Despite his short 27 years on Earth and having made three albums, Kurt Cobain (and his music) is still admired, appreciated and remembered among many teenagers today. A sample population of teens was used in one of the Fine Brothers Production’s “react” videos that showed how certain people in different generations respond to certain videos or objects. On March 24, 2014, a video was released that shows how today’s teens, who were born after the death of Kurt Cobain in 1994, reacted to Nirvana and the music. The “review” brought a mixture of giggles and bewilderment from most teens and a few adoring remarks from several young ladies.
Some Generation Xers may think that most younger people today do not appreciate or know much about music from the grunge period. However, the sample group proved otherwise. The group of teens were shown three Nirvana music videos. A few showed little expression, such as 18-year-olds Shant and Alix, while one teen, Adam, re-enacted and lip-synced to the lyrics with a little bit of head-banging.
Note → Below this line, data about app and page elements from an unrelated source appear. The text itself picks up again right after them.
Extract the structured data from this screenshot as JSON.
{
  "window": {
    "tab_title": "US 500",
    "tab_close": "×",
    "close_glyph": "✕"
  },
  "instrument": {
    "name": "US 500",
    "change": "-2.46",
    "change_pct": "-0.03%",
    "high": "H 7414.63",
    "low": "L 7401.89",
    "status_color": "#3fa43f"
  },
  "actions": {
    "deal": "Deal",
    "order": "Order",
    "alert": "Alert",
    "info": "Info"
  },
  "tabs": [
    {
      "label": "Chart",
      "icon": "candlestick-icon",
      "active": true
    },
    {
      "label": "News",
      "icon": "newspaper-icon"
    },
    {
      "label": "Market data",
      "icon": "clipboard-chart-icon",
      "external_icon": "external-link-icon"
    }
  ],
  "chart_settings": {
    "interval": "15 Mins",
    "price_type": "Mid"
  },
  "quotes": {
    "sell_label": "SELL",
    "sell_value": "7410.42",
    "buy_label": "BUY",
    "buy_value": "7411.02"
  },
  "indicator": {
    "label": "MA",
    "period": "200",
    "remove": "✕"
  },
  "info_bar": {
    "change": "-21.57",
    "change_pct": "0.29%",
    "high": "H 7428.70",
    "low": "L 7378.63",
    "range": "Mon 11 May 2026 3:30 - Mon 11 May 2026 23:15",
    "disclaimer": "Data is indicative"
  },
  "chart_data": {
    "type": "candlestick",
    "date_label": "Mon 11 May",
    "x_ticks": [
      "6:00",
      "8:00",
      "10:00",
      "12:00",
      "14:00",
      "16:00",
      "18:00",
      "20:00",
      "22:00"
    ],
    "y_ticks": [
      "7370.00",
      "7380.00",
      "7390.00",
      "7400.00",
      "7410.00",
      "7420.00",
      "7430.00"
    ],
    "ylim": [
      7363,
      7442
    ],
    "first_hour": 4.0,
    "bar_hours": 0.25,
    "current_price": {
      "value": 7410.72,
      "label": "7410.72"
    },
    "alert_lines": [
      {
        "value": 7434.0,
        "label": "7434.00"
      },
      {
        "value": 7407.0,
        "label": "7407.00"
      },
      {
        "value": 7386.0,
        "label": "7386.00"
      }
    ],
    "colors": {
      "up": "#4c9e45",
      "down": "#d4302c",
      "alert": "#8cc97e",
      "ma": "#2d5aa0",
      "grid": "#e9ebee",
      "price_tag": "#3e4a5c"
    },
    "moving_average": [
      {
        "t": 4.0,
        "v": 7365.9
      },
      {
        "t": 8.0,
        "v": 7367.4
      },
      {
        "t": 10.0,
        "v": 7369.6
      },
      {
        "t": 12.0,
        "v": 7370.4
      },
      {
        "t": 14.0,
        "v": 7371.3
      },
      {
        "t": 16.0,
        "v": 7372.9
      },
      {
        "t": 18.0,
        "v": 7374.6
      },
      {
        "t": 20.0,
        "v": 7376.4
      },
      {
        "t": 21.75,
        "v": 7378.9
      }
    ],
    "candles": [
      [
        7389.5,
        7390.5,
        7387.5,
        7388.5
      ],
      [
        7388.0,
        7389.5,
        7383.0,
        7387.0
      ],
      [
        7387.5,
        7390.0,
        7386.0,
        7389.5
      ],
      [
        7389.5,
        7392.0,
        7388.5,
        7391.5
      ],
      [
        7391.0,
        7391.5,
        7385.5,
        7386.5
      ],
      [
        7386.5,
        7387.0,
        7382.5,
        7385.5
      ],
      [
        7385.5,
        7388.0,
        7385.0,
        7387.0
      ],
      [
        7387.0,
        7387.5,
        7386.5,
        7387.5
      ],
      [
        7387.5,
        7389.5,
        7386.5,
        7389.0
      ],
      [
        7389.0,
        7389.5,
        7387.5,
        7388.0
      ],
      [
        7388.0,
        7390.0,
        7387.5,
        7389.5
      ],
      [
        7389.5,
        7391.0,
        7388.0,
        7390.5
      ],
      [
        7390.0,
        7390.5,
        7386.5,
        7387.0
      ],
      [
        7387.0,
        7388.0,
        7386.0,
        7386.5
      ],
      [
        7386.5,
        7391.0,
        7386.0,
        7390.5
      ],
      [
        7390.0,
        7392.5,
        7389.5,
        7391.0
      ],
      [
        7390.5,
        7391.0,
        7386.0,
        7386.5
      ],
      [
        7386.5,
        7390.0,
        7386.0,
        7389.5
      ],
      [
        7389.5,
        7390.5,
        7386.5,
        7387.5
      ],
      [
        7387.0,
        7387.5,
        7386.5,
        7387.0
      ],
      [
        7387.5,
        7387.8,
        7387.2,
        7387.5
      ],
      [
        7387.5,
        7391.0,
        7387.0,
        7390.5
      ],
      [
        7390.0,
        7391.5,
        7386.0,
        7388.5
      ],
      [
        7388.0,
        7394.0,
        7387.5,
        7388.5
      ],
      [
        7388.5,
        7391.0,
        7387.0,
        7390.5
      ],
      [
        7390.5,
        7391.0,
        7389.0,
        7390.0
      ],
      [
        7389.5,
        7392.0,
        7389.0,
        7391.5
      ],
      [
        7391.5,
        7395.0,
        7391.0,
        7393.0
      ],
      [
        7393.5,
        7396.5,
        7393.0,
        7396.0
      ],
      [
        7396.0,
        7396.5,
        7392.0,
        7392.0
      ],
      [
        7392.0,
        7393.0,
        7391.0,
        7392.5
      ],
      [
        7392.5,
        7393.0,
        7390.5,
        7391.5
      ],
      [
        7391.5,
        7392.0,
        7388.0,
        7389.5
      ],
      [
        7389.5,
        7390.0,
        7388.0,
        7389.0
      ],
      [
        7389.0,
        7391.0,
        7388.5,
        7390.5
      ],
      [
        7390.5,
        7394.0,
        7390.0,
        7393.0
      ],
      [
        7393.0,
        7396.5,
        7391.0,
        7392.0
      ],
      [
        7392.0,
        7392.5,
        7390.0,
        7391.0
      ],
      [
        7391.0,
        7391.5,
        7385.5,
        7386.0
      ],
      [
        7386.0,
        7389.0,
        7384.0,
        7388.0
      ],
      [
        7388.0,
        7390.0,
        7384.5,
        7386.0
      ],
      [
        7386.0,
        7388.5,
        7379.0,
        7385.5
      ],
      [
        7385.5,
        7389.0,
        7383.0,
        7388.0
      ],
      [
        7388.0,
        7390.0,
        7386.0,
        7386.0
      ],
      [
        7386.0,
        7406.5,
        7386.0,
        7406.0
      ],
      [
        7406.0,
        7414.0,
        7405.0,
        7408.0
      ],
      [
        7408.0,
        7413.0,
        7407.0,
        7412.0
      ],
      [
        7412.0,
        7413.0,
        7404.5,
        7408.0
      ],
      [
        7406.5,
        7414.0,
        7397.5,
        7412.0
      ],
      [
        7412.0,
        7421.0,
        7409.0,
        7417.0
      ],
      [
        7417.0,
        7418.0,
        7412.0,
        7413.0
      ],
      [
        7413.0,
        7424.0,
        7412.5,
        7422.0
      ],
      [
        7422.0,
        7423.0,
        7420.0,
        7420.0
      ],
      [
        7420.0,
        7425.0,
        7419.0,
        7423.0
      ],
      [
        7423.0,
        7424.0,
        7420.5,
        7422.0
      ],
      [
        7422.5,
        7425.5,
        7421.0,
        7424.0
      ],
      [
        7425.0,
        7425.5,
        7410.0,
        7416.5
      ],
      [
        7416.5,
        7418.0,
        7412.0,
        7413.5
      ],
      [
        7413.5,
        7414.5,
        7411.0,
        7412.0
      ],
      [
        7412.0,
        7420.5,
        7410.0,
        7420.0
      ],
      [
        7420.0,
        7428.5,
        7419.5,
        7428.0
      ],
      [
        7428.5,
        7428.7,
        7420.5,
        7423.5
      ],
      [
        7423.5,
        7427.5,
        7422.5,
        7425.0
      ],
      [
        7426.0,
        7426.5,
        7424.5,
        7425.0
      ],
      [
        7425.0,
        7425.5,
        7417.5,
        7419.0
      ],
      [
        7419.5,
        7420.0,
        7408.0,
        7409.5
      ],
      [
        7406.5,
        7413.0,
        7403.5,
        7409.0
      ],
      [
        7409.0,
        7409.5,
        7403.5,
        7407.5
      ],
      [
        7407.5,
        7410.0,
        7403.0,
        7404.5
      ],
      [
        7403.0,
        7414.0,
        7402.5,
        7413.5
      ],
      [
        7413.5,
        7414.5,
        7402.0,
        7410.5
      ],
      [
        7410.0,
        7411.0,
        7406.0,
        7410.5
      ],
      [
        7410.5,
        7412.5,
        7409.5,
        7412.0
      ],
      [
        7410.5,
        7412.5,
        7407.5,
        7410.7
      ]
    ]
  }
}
One young lady, Madison, commented how the music video “Smells Like Teen Spirit” looked “normal” because no one was “stripping.”
The second video, “Heart-Shaped Box,” brought confusion and mild shock among most of the teens, particularly the portrayal of Jesus Christ and Ku Klux Klan members. “Was this actually put on TV and they were actually showing this?” asked 16-year-old Kaelyn, forming an uneasy smile with wide eyes. “I’ve never been so more confused with a music video in my life,” commented Shant. However, Alix liked the part where Kurt Cobain brushed his hair back, which prompted her to say, “He’s so attractive.” Another girl mentioned how “creepy” she felt because she also found him to be attractive yet “he’s dead.”
After the teens sat through MTV Unplugged’s version of “About a Girl,” they were asked to share their thoughts about Nirvana and what they had watched. Some of them wouldn’t listen to it for long, while a few hardcore fans, like Adam, said that it is their all-time favorite band. Shant commented how despite “all that yelling,” it was also “relaxing.” In regards to why Kurt Cobain and the band did not play the major hits in the last video while other bands at the time did, Tom replied that they played for the love of music, not for the money. Jeordy mentioned that Nirvana gave the audience “what they are instead of what anyone else wants.” Some of the teens agreed that teenage angst is prevalent in all generations.
Not surprisingly, there were a few teens who did not know how Kurt Cobain died and reacted with shock when they were told that he committed suicide. In regards to his death, 17-year-old Labib said, “I know a lot of people who hate on Justin Bieber. On his birthday, I saw a trend going on:’Kill yourself, Bieber.’ If something like that happened like that (Kurt Cobain’s suicide), what are we going to say afterwards?”
The teens reacted mostly with empathy on the death of Kurt Cobain. For a band like Nirvana to have such an influence in the rock music culture and today’s youngsters shows that Kurt Cobain did not live a wasted life. Although the tiny sample of teens in the video may or may not represent the majority of teens today, Generation Xers should not be concerned whether this generation of youngsters appreciates or knows Nirvana -or any musicians from the early 1990’s-or not. However, they may feel like giving themselves a facepalm when they hear teenagers say, “I actually like old music like that.”
Opinion by Nick Ng